Through these memorials, diverse groups of spiritual people have set an example of how one community can step up and make a significant difference with and for another, and build something powerful in the wake of loss and destruction. As Board President of the non-profit that was instrumental in making the film a reality, Josh Kaplan told the audience “that is why this documentary you are about to see fits so well into what we are here tonight to celebrate, because we must constantly possess a desire to inform ourselves about the tragedies of hatred and the healing nature of kindness.”

When the ceremony ended, I read the news at home about the Muslim community in St. Louis, and how by Tuesday, they had already raised over $50,000 to repair a local Jewish cemetery, where over 150 graves had been desecrated the night before. I couldn’t help but feel a sense of connection to what had  taken place at the Museum of Tolerance that evening; both glaring reminders of the power in our kindness and generosity of spirit. As Bishop Mendez quoted from the Christian Bible at the close of his award acceptance speech that night: “Do onto others as you would have them do unto you.” An age-old concept that, as proven by these leaders and events, has immeasurable repurposing potential.

Rabbi Israel Barouk was ordained at Yeshivat Or Elchonon.
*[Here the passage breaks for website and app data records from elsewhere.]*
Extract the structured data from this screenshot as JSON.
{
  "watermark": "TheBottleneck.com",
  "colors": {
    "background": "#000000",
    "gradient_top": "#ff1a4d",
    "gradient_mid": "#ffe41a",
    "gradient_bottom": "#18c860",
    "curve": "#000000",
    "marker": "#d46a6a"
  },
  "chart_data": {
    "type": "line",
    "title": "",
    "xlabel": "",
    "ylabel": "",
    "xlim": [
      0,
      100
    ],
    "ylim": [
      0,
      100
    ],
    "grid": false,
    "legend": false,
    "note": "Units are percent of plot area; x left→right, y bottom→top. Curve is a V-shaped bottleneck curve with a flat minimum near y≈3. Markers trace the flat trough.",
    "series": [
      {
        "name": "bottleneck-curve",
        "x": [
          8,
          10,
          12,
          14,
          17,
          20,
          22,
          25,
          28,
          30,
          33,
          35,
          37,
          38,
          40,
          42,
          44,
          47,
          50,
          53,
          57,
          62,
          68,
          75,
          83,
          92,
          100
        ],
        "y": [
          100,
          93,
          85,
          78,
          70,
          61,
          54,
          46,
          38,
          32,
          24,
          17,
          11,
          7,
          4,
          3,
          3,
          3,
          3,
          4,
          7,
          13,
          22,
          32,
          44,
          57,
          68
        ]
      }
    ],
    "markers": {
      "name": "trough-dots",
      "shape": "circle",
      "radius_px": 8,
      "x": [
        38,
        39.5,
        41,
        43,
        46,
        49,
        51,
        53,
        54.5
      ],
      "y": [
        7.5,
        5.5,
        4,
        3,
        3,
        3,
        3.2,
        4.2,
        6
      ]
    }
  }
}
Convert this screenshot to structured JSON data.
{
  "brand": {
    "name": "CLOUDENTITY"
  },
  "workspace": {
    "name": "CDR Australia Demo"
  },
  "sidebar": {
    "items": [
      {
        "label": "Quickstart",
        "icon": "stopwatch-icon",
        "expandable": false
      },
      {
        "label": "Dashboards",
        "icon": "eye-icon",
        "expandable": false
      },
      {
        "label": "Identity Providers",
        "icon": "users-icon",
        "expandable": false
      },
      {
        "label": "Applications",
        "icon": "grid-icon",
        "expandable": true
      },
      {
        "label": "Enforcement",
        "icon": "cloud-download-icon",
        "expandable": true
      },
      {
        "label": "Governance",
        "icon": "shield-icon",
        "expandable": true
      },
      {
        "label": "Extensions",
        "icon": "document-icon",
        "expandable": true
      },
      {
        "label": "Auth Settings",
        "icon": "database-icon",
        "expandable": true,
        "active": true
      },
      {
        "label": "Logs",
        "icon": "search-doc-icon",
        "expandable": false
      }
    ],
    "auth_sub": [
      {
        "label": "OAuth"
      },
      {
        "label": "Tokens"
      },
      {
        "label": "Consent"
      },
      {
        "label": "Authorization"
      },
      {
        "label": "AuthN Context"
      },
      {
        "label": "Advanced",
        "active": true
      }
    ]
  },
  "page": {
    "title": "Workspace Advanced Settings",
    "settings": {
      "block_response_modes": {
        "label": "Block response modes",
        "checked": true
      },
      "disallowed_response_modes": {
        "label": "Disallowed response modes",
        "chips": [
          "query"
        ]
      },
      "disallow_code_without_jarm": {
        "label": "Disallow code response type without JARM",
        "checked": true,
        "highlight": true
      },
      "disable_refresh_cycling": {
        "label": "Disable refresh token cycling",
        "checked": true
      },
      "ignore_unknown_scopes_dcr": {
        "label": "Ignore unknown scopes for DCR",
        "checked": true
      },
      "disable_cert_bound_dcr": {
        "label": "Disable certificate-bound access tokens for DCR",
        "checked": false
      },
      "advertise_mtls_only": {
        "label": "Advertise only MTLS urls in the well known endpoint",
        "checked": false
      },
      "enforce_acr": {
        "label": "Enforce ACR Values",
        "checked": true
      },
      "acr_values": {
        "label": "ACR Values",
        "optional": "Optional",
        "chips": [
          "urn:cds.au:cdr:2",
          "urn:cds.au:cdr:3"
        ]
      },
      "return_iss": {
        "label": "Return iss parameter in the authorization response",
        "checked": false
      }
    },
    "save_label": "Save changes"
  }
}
Originally from Jerusalem and based in Los Angeles, Rabbi Barouk works with leaders and communities across the globe to study, understand and engage with how “positive multiculturalism” serves as a powerful mechanism toward peace.